(Stored items from a collection)
▬▬▬▬▬▬
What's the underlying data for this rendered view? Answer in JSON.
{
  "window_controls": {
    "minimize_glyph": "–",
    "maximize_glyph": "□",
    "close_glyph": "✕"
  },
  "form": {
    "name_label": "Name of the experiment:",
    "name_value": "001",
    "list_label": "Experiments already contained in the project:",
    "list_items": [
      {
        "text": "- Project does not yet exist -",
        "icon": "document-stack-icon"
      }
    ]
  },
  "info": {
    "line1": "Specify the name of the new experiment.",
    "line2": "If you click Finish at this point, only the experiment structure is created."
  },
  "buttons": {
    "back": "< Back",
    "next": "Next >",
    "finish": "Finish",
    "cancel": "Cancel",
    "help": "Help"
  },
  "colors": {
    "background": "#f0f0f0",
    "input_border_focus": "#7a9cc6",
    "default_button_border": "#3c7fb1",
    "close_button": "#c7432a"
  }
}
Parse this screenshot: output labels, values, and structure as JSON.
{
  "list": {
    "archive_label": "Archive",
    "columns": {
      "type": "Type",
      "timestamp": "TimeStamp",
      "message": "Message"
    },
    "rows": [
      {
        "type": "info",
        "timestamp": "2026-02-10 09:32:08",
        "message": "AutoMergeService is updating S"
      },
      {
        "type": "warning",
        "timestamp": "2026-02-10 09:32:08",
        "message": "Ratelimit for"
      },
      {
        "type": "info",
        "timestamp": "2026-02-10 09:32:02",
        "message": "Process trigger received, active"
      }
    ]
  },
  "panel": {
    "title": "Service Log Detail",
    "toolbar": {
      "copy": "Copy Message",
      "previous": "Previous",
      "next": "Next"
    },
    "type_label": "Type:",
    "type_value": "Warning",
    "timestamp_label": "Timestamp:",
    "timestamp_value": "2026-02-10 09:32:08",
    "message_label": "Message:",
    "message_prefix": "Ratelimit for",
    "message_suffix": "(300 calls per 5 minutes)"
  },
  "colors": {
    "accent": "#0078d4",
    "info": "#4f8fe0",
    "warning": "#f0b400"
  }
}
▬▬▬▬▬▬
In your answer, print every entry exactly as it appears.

What's the underlying data for this rendered view? Answer in JSON.
{
  "window_controls": {
    "minimize_glyph": "–",
    "maximize_glyph": "□",
    "close_glyph": "✕"
  },
  "form": {
    "name_label": "Name of the experiment:",
    "name_value": "001",
    "list_label": "Experiments already contained in the project:",
    "list_items": [
      {
        "text": "- Project does not yet exist -",
        "icon": "document-stack-icon"
      }
    ]
  },
  "info": {
    "line1": "Specify the name of the new experiment.",
    "line2": "If you click Finish at this point, only the experiment structure is created."
  },
  "buttons": {
    "back": "< Back",
    "next": "Next >",
    "finish": "Finish",
    "cancel": "Cancel",
    "help": "Help"
  },
  "colors": {
    "background": "#f0f0f0",
    "input_border_focus": "#7a9cc6",
    "default_button_border": "#3c7fb1",
    "close_button": "#c7432a"
  }
}
Parse this screenshot: output labels, values, and structure as JSON.
{
  "list": {
    "archive_label": "Archive",
    "columns": {
      "type": "Type",
      "timestamp": "TimeStamp",
      "message": "Message"
    },
    "rows": [
      {
        "type": "info",
        "timestamp": "2026-02-10 09:32:08",
        "message": "AutoMergeService is updating S"
      },
      {
        "type": "warning",
        "timestamp": "2026-02-10 09:32:08",
        "message": "Ratelimit for"
      },
      {
        "type": "info",
        "timestamp": "2026-02-10 09:32:02",
        "message": "Process trigger received, active"
      }
    ]
  },
  "panel": {
    "title": "Service Log Detail",
    "toolbar": {
      "copy": "Copy Message",
      "previous": "Previous",
      "next": "Next"
    },
    "type_label": "Type:",
    "type_value": "Warning",
    "timestamp_label": "Timestamp:",
    "timestamp_value": "2026-02-10 09:32:08",
    "message_label": "Message:",
    "message_prefix": "Ratelimit for",
    "message_suffix": "(300 calls per 5 minutes)"
  },
  "colors": {
    "accent": "#0078d4",
    "info": "#4f8fe0",
    "warning": "#f0b400"
  }
}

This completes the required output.